### [Stored entries]
* * * * * * * * *

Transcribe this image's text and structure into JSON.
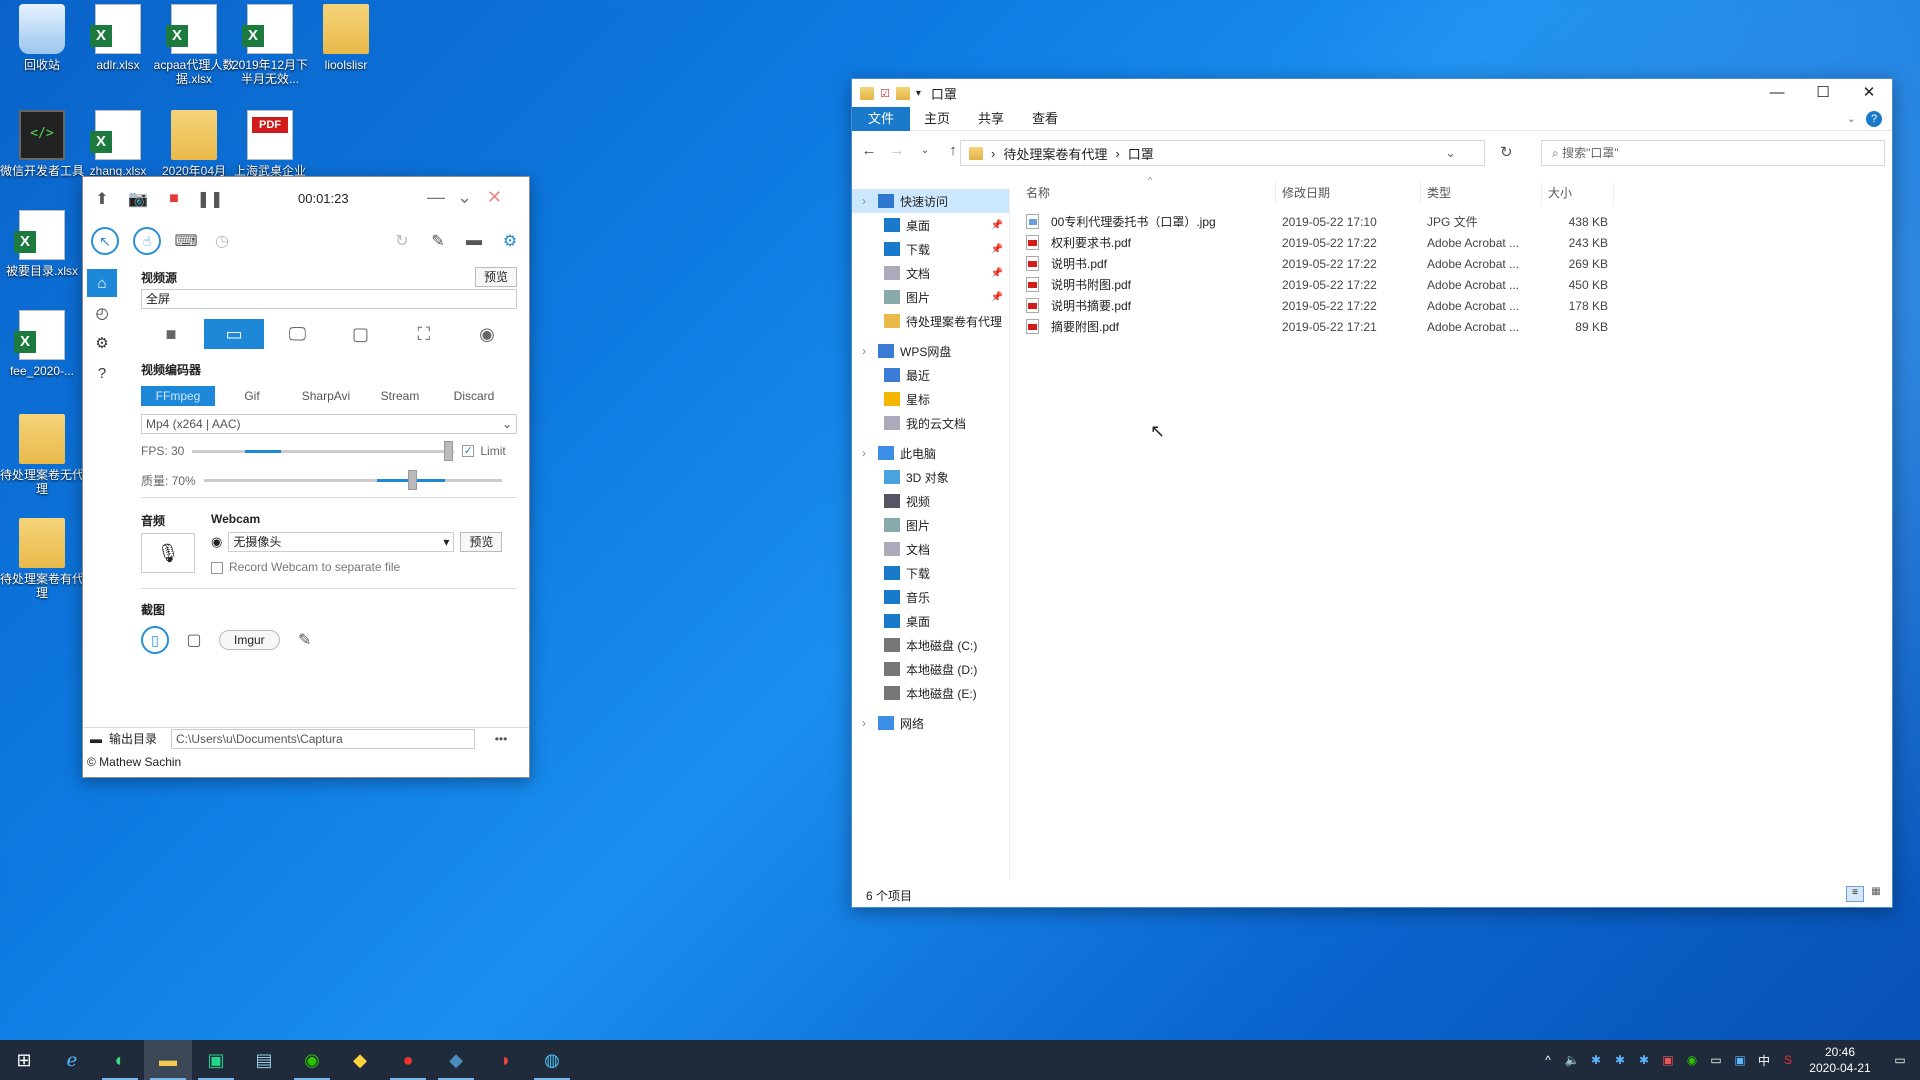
{
  "desktop": {
    "icons": [
      {
        "label": "回收站",
        "type": "recycle-bin"
      },
      {
        "label": "adlr.xlsx",
        "type": "excel"
      },
      {
        "label": "acpaa代理人数据.xlsx",
        "type": "excel"
      },
      {
        "label": "2019年12月下半月无效...",
        "type": "excel"
      },
      {
        "label": "lioolslisr",
        "type": "folder"
      },
      {
        "label": "微信开发者工具",
        "type": "terminal"
      },
      {
        "label": "zhang.xlsx",
        "type": "excel"
      },
      {
        "label": "2020年04月",
        "type": "folder"
      },
      {
        "label": "上海武桌企业",
        "type": "pdf"
      },
      {
        "label": "被要目录.xlsx",
        "type": "excel"
      },
      {
        "label": "fee_2020-...",
        "type": "excel"
      },
      {
        "label": "待处理案卷无代理",
        "type": "folder"
      },
      {
        "label": "待处理案卷有代理",
        "type": "folder"
      }
    ]
  },
  "captura": {
    "timer": "00:01:23",
    "video_source_label": "视频源",
    "preview_label": "预览",
    "source_value": "全屏",
    "encoder_label": "视频编码器",
    "encoders": [
      "FFmpeg",
      "Gif",
      "SharpAvi",
      "Stream",
      "Discard"
    ],
    "encoder_selected": "FFmpeg",
    "format": "Mp4 (x264 | AAC)",
    "fps_label": "FPS: 30",
    "fps_value": 30,
    "limit_label": "Limit",
    "limit_checked": true,
    "quality_label": "质量: 70%",
    "quality_value": 70,
    "audio_label": "音频",
    "webcam_label": "Webcam",
    "webcam_value": "无摄像头",
    "webcam_preview": "预览",
    "webcam_separate": "Record Webcam to separate file",
    "screenshot_label": "截图",
    "imgur_label": "Imgur",
    "output_label": "输出目录",
    "output_path": "C:\\Users\\u\\Documents\\Captura",
    "more_label": "•••",
    "credit": "© Mathew Sachin",
    "accent": "#1e88d8"
  },
  "explorer": {
    "title": "口罩",
    "ribbon_tabs": [
      "文件",
      "主页",
      "共享",
      "查看"
    ],
    "breadcrumb": [
      "待处理案卷有代理",
      "口罩"
    ],
    "search_placeholder": "搜索\"口罩\"",
    "columns": [
      "名称",
      "修改日期",
      "类型",
      "大小"
    ],
    "files": [
      {
        "name": "00专利代理委托书（口罩）.jpg",
        "date": "2019-05-22 17:10",
        "type": "JPG 文件",
        "size": "438 KB",
        "kind": "jpg"
      },
      {
        "name": "权利要求书.pdf",
        "date": "2019-05-22 17:22",
        "type": "Adobe Acrobat ...",
        "size": "243 KB",
        "kind": "pdf"
      },
      {
        "name": "说明书.pdf",
        "date": "2019-05-22 17:22",
        "type": "Adobe Acrobat ...",
        "size": "269 KB",
        "kind": "pdf"
      },
      {
        "name": "说明书附图.pdf",
        "date": "2019-05-22 17:22",
        "type": "Adobe Acrobat ...",
        "size": "450 KB",
        "kind": "pdf"
      },
      {
        "name": "说明书摘要.pdf",
        "date": "2019-05-22 17:22",
        "type": "Adobe Acrobat ...",
        "size": "178 KB",
        "kind": "pdf"
      },
      {
        "name": "摘要附图.pdf",
        "date": "2019-05-22 17:21",
        "type": "Adobe Acrobat ...",
        "size": "89 KB",
        "kind": "pdf"
      }
    ],
    "nav": [
      {
        "label": "快速访问",
        "level": 0,
        "icon": "star",
        "selected": true
      },
      {
        "label": "桌面",
        "level": 1,
        "icon": "desktop",
        "pinned": true
      },
      {
        "label": "下载",
        "level": 1,
        "icon": "download",
        "pinned": true
      },
      {
        "label": "文档",
        "level": 1,
        "icon": "doc",
        "pinned": true
      },
      {
        "label": "图片",
        "level": 1,
        "icon": "pic",
        "pinned": true
      },
      {
        "label": "待处理案卷有代理",
        "level": 1,
        "icon": "folder"
      },
      {
        "label": "",
        "level": 0,
        "icon": "gap"
      },
      {
        "label": "WPS网盘",
        "level": 0,
        "icon": "cloud"
      },
      {
        "label": "最近",
        "level": 1,
        "icon": "clock"
      },
      {
        "label": "星标",
        "level": 1,
        "icon": "starred"
      },
      {
        "label": "我的云文档",
        "level": 1,
        "icon": "doc"
      },
      {
        "label": "",
        "level": 0,
        "icon": "gap"
      },
      {
        "label": "此电脑",
        "level": 0,
        "icon": "pc"
      },
      {
        "label": "3D 对象",
        "level": 1,
        "icon": "cube"
      },
      {
        "label": "视频",
        "level": 1,
        "icon": "video"
      },
      {
        "label": "图片",
        "level": 1,
        "icon": "pic"
      },
      {
        "label": "文档",
        "level": 1,
        "icon": "doc"
      },
      {
        "label": "下载",
        "level": 1,
        "icon": "download"
      },
      {
        "label": "音乐",
        "level": 1,
        "icon": "music"
      },
      {
        "label": "桌面",
        "level": 1,
        "icon": "desktop"
      },
      {
        "label": "本地磁盘 (C:)",
        "level": 1,
        "icon": "drive"
      },
      {
        "label": "本地磁盘 (D:)",
        "level": 1,
        "icon": "drive"
      },
      {
        "label": "本地磁盘 (E:)",
        "level": 1,
        "icon": "drive"
      },
      {
        "label": "",
        "level": 0,
        "icon": "gap"
      },
      {
        "label": "网络",
        "level": 0,
        "icon": "network"
      }
    ],
    "status": "6 个项目"
  },
  "taskbar": {
    "apps": [
      "start",
      "ie",
      "edge",
      "explorer",
      "pycharm",
      "notepad",
      "wechat",
      "python",
      "recorder",
      "python2",
      "captura",
      "app"
    ],
    "clock_time": "20:46",
    "clock_date": "2020-04-21",
    "ime": "中"
  }
}
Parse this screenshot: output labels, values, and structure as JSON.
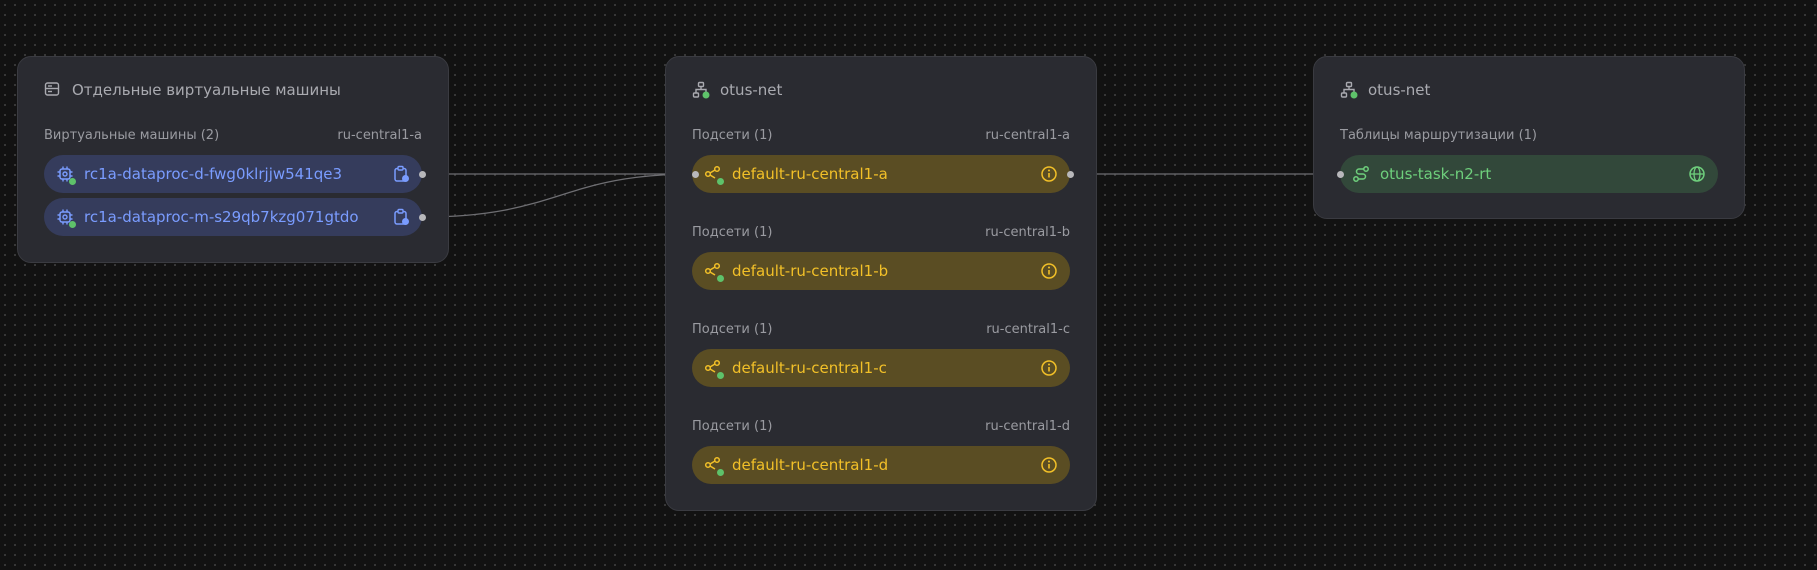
{
  "vm_group": {
    "title": "Отдельные виртуальные машины",
    "section_label": "Виртуальные машины (2)",
    "zone": "ru-central1-a",
    "items": [
      {
        "label": "rc1a-dataproc-d-fwg0klrjjw541qe3"
      },
      {
        "label": "rc1a-dataproc-m-s29qb7kzg071gtdo"
      }
    ]
  },
  "network_group": {
    "title": "otus-net",
    "subnets": [
      {
        "section_label": "Подсети (1)",
        "zone": "ru-central1-a",
        "label": "default-ru-central1-a"
      },
      {
        "section_label": "Подсети (1)",
        "zone": "ru-central1-b",
        "label": "default-ru-central1-b"
      },
      {
        "section_label": "Подсети (1)",
        "zone": "ru-central1-c",
        "label": "default-ru-central1-c"
      },
      {
        "section_label": "Подсети (1)",
        "zone": "ru-central1-d",
        "label": "default-ru-central1-d"
      }
    ]
  },
  "route_group": {
    "title": "otus-net",
    "section_label": "Таблицы маршрутизации (1)",
    "items": [
      {
        "label": "otus-task-n2-rt"
      }
    ]
  },
  "colors": {
    "background": "#121212",
    "card": "#2a2b31",
    "vm_accent": "#7a9cff",
    "subnet_accent": "#f2c028",
    "route_accent": "#6ecf7c",
    "status_ok": "#5ec26a"
  },
  "icons": {
    "vm_group": "server-list-icon",
    "network": "network-icon",
    "vm": "cpu-chip-icon",
    "vm_action": "clipboard-icon",
    "subnet": "subnet-share-icon",
    "subnet_info": "info-icon",
    "route_table": "route-icon",
    "route_globe": "globe-icon"
  }
}
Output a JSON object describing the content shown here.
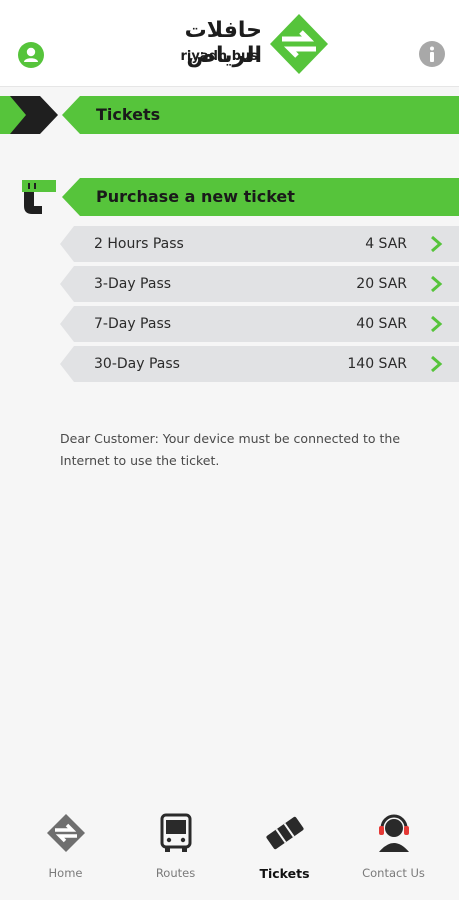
{
  "colors": {
    "brand_green": "#56c43b",
    "dark": "#1f1f1f",
    "row_bg": "#e1e2e4",
    "icon_gray": "#a8a8a8"
  },
  "header": {
    "logo_arabic": "حافلات الرياض",
    "logo_english": "riyadh bus",
    "icons": {
      "left": "user-icon",
      "right": "info-icon"
    }
  },
  "section": {
    "title": "Tickets"
  },
  "purchase": {
    "title": "Purchase a new ticket",
    "icon": "ticket-hand-icon",
    "tickets": [
      {
        "name": "2 Hours Pass",
        "price": "4 SAR"
      },
      {
        "name": "3-Day Pass",
        "price": "20 SAR"
      },
      {
        "name": "7-Day Pass",
        "price": "40 SAR"
      },
      {
        "name": "30-Day Pass",
        "price": "140 SAR"
      }
    ]
  },
  "notice": "Dear Customer: Your device must be connected to the Internet to use the ticket.",
  "nav": {
    "active": "Tickets",
    "items": [
      {
        "label": "Home",
        "icon": "home-logo-icon"
      },
      {
        "label": "Routes",
        "icon": "bus-icon"
      },
      {
        "label": "Tickets",
        "icon": "tickets-icon"
      },
      {
        "label": "Contact Us",
        "icon": "headset-icon"
      }
    ]
  }
}
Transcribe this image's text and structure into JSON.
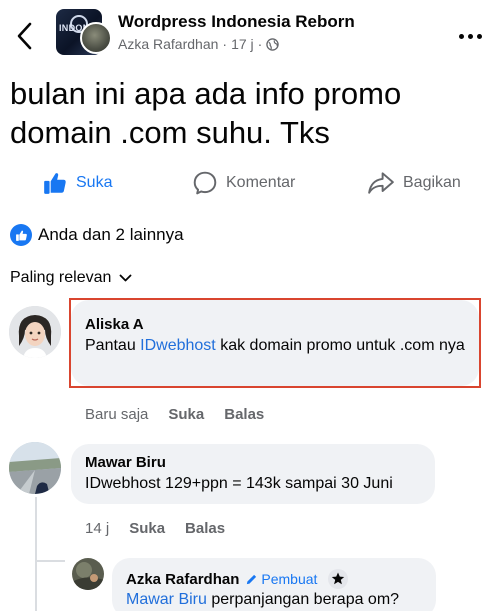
{
  "header": {
    "title": "Wordpress Indonesia Reborn",
    "author": "Azka Rafardhan",
    "time": "17 j",
    "separator": "·",
    "group_avatar_text": "INDONE"
  },
  "post": {
    "text": "bulan ini apa ada info promo domain .com suhu. Tks"
  },
  "actions": {
    "like": "Suka",
    "comment": "Komentar",
    "share": "Bagikan"
  },
  "reactions": {
    "text": "Anda dan 2 lainnya"
  },
  "sort": {
    "label": "Paling relevan"
  },
  "comments": [
    {
      "name": "Aliska A",
      "text_before": "Pantau ",
      "link": "IDwebhost",
      "text_after": " kak domain promo untuk .com nya",
      "time": "Baru saja",
      "like": "Suka",
      "reply": "Balas"
    },
    {
      "name": "Mawar Biru",
      "text": "IDwebhost 129+ppn = 143k sampai 30 Juni",
      "time": "14 j",
      "like": "Suka",
      "reply": "Balas"
    }
  ],
  "reply": {
    "name": "Azka Rafardhan",
    "badge": "Pembuat",
    "mention": "Mawar Biru",
    "text": " perpanjangan berapa om?"
  },
  "colors": {
    "accent": "#1877f2",
    "link": "#216fdb",
    "highlight": "#d9452f",
    "bubble": "#f0f2f5",
    "secondary_text": "#65676b"
  }
}
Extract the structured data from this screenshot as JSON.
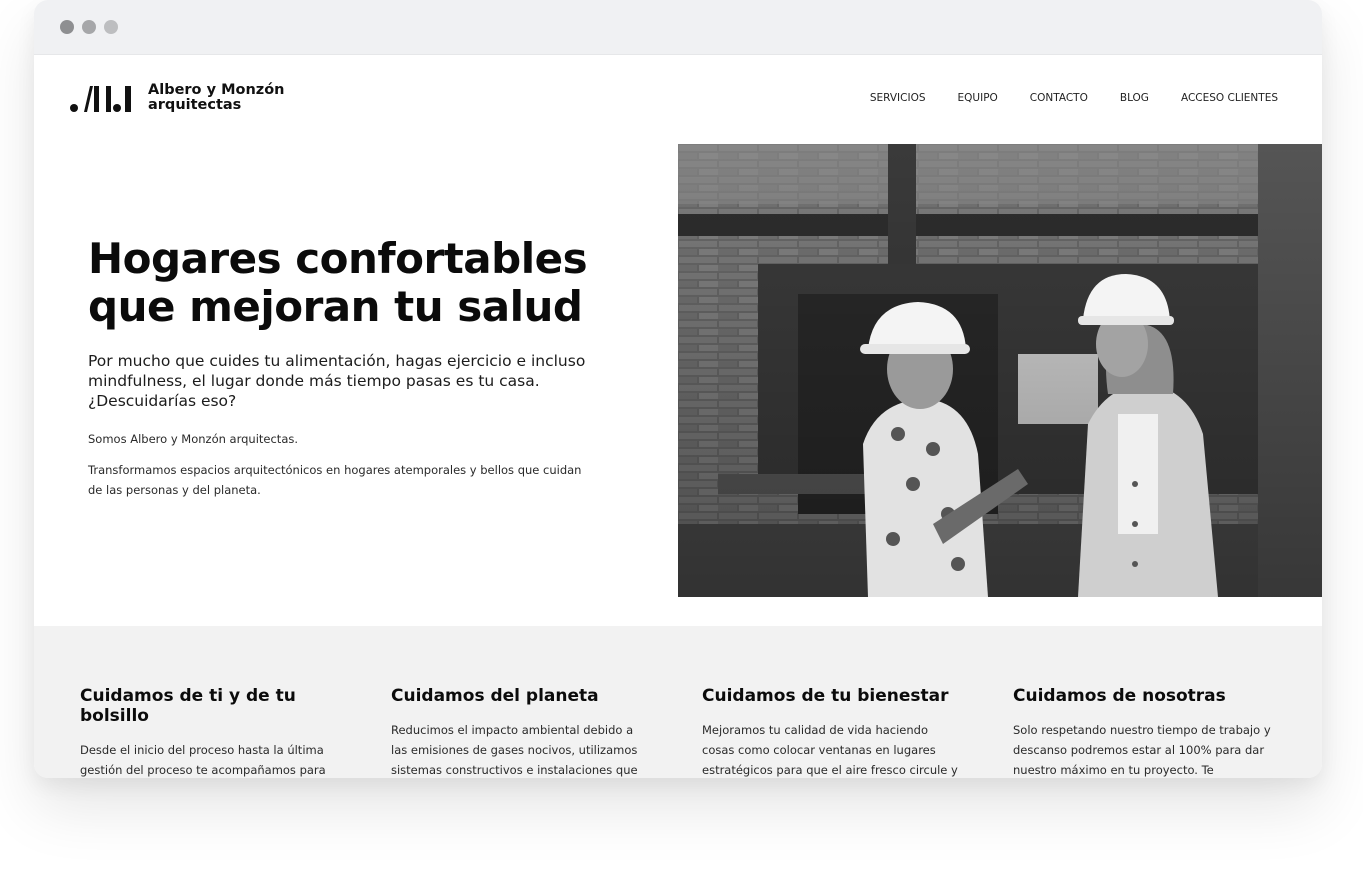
{
  "browser": {
    "window_buttons": [
      "close",
      "minimize",
      "maximize"
    ]
  },
  "brand": {
    "name_line1": "Albero y Monzón",
    "name_line2": "arquitectas",
    "logo_icon": "aym-logo-mark"
  },
  "nav": {
    "items": [
      {
        "label": "SERVICIOS"
      },
      {
        "label": "EQUIPO"
      },
      {
        "label": "CONTACTO"
      },
      {
        "label": "BLOG"
      },
      {
        "label": "ACCESO CLIENTES"
      }
    ]
  },
  "hero": {
    "title": "Hogares confortables\nque mejoran tu salud",
    "lead": "Por mucho que cuides tu alimentación, hagas ejercicio e incluso\nmindfulness, el lugar donde más tiempo pasas es tu casa.\n¿Descuidarías eso?",
    "paragraph1": "Somos Albero y Monzón arquitectas.",
    "paragraph2": "Transformamos espacios arquitectónicos en hogares atemporales y bellos que cuidan de las personas y del planeta.",
    "photo": "two-architects-in-hard-hats-photo"
  },
  "features": [
    {
      "title": "Cuidamos de ti y de tu bolsillo",
      "text": "Desde el inicio del proceso hasta la última gestión del proceso te acompañamos para"
    },
    {
      "title": "Cuidamos del planeta",
      "text": "Reducimos el impacto ambiental debido a las emisiones de gases nocivos, utilizamos sistemas constructivos e instalaciones que"
    },
    {
      "title": "Cuidamos de tu bienestar",
      "text": "Mejoramos tu calidad de vida haciendo cosas como colocar ventanas en lugares estratégicos para que el aire fresco circule y"
    },
    {
      "title": "Cuidamos de nosotras",
      "text": "Solo respetando nuestro tiempo de trabajo y descanso podremos estar al 100% para dar nuestro máximo en tu proyecto. Te"
    }
  ],
  "colors": {
    "text": "#0b0b0b",
    "features_bg": "#f2f2f2",
    "chrome_bg": "#f0f1f3"
  }
}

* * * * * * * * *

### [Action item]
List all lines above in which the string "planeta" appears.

### [Answer to this problem]
    "paragraph2": "Transformamos espacios arquitectónicos en hogares atemporales y bellos que cuidan de las personas y del planeta.",
      "title": "Cuidamos del planeta",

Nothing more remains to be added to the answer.